Sign Up Now | Log In

Member Login


High Speed Downloads

Omar Sosa – Mulatos (2004)
[MP3 Version]

8946 downloads at 13 mb/s

Omar Sosa – Mulatos (2004)
[FLAC Version]

9672 downloads at 25 mb/s

Omar Sosa – Mulatos (2004)

26-01-2015, 18:11
Jazz | FLAC / APE

Omar Sosa – Mulatos (2004)

Artist: Omar Sosa
Title Of Album: Mulatos
Year Of Release: 2004
Label: World Village
Genre: Latin Jazz, Afro-Cuban Jazz
Quality: Lossless
Bitrate: FLAC (tracks+.cue)
Total Time: 00:52:32
Total Size: 359 Mb


01 - Ternura [07:30]
02 - Nuevo Manto [06:14]
03 - La Tra [05:46]
04 - Reposo [04:23]
05 - La Llamada [07:27]
06 - Dos Caminos [05:39]
07 - Iyawo [06:23]
08 - L3zero [06:41]
09 - El Consenso [05:25]

In various interviews, salsa/Latin jazz master Ray Barretto has complained about hard bop artists who employ Afro-Cuban rhythms in a very obvious way -- artists who will take a familiar Thelonious Monk, Clifford Brown, or Bud Powell standard and "Latinize" it by adding a son, cha cha, mambo, danzon, or guaguancó groove.

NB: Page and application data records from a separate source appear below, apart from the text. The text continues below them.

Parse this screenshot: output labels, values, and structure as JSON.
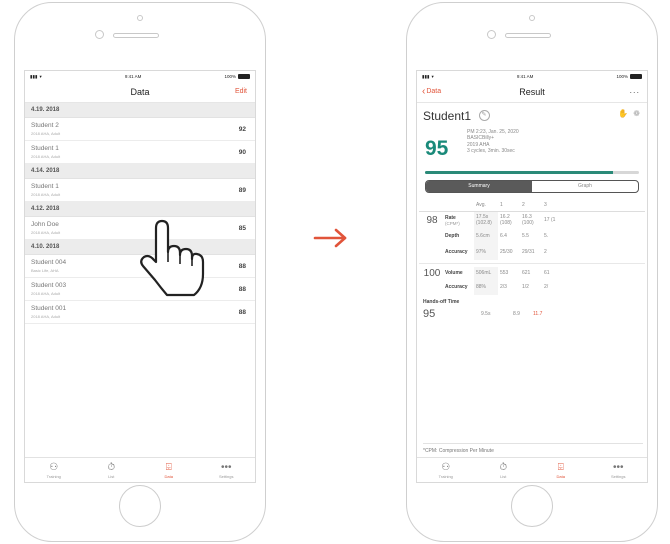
{
  "left_screen": {
    "status": {
      "time": "9:41 AM",
      "battery": "100%"
    },
    "title": "Data",
    "edit_label": "Edit",
    "sections": [
      {
        "date": "4.19. 2018",
        "rows": [
          {
            "name": "Student 2",
            "sub": "2018 AHA, Adult",
            "score": "92"
          },
          {
            "name": "Student 1",
            "sub": "2018 AHA, Adult",
            "score": "90"
          }
        ]
      },
      {
        "date": "4.14. 2018",
        "rows": [
          {
            "name": "Student 1",
            "sub": "2018 AHA, Adult",
            "score": "89"
          }
        ]
      },
      {
        "date": "4.12. 2018",
        "rows": [
          {
            "name": "John Doe",
            "sub": "2018 AHA, Adult",
            "score": "85"
          }
        ]
      },
      {
        "date": "4.10. 2018",
        "rows": [
          {
            "name": "Student 004",
            "sub": "Basic Life, AHA",
            "score": "88"
          },
          {
            "name": "Student 003",
            "sub": "2018 AHA, Adult",
            "score": "88"
          },
          {
            "name": "Student 001",
            "sub": "2018 AHA, Adult",
            "score": "88"
          }
        ]
      }
    ],
    "tabs": [
      {
        "label": "Training",
        "icon": "people-icon",
        "glyph": "⚇"
      },
      {
        "label": "List",
        "icon": "stopwatch-icon",
        "glyph": "⏱"
      },
      {
        "label": "Data",
        "icon": "data-icon",
        "glyph": "⌹",
        "active": true
      },
      {
        "label": "Settings",
        "icon": "more-icon",
        "glyph": "•••"
      }
    ]
  },
  "right_screen": {
    "status": {
      "time": "9:41 AM",
      "battery": "100%"
    },
    "back_label": "Data",
    "title": "Result",
    "more_label": "...",
    "student_name": "Student1",
    "score": "95",
    "meta": [
      "PM 2:23, Jan. 25, 2020",
      "BASICBilly+",
      "2019 AHA",
      "3 cycles, 3min. 30sec"
    ],
    "progress": 0.88,
    "segments": [
      "Summary",
      "Graph"
    ],
    "table": {
      "headers": [
        "Avg.",
        "1",
        "2",
        "3"
      ],
      "rows": [
        {
          "score": "98",
          "label": "Rate",
          "unit": "(CPM*)",
          "avg": "17.5s (102.8)",
          "v1": "16.2 (108)",
          "v2": "16.3 (100)",
          "v3": "17 (1"
        },
        {
          "score": "",
          "label": "Depth",
          "unit": "",
          "avg": "5.6cm",
          "v1": "6.4",
          "v2": "5.5",
          "v3": "5."
        },
        {
          "score": "",
          "label": "Accuracy",
          "unit": "",
          "avg": "97%",
          "v1": "25/30",
          "v2": "29/31",
          "v3": "2"
        },
        {
          "score": "100",
          "label": "Volume",
          "unit": "",
          "avg": "506mL",
          "v1": "553",
          "v2": "621",
          "v3": "61"
        },
        {
          "score": "",
          "label": "Accuracy",
          "unit": "",
          "avg": "88%",
          "v1": "2/3",
          "v2": "1/2",
          "v3": "2/"
        }
      ]
    },
    "hands_off": {
      "label": "Hands-off Time",
      "score": "95",
      "avg": "9.5s",
      "v2": "8.9",
      "v3": "11.7"
    },
    "footnote": "*CPM: Compression Per Minute",
    "colors": {
      "accent": "#e1543a",
      "score": "#1a8a7a"
    }
  }
}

There is nothing wrong with that approach (which can be quite enjoyable), but there is also something to be said for using Afro-Cuban/salsa elements in a less obvious fashion -- which is what Omar Sosa does on Mulatos. This post-bop release doesn't beat listeners over the head with Afro-Cuban rhythms, but they're present nonetheless. They enrich Sosa's material in their own subtle way, and the Cuban pianist/keyboardist (who employs Paquito D'Rivera as a clarinetist on three selections) demonstrates that Afro-Cuban jazz doesn't have to be something as overt as playing Monk's "Well, You Needn't" as a descarga (Latin jam) or approaching George Gershwin's "I Can't Get Started" as a bolero (Latin ballad). Afro-Cuban music isn't the only type of world music that inspires Sosa on Mulatos, which was recorded in Paris in early 2004; Sosa also brings elements of Middle Eastern, North African, and Indian music to his post-bop. Dhafer Youssef (one of the sidemen) is featured on the oud, a traditional Arabic lute that is quite legendary in Middle Eastern music -- and Philippe Foch, another participant, appears on Indian tabla drums. Of course, the oud and the tablas aren't exactly prominent instruments in Afro-Cuban jazz or salsa, but they're major assets on Mulatos -- an album that paints a consistently attractive picture of Sosa's multicultural outlook. Mulatos is yet another broad-minded project that Sosa can be proud to have in his catalog.

Tired of advertising and pop-ups? Join Now on IsraBox
Register on IsraBox allows you to access to the full resources. You can see torrent links, leave your comments, see hidden text, minimum advertising (no pop-ups), ask for supports and much more.

  • 0
0 voted


Users of are not allowed to comment this publication.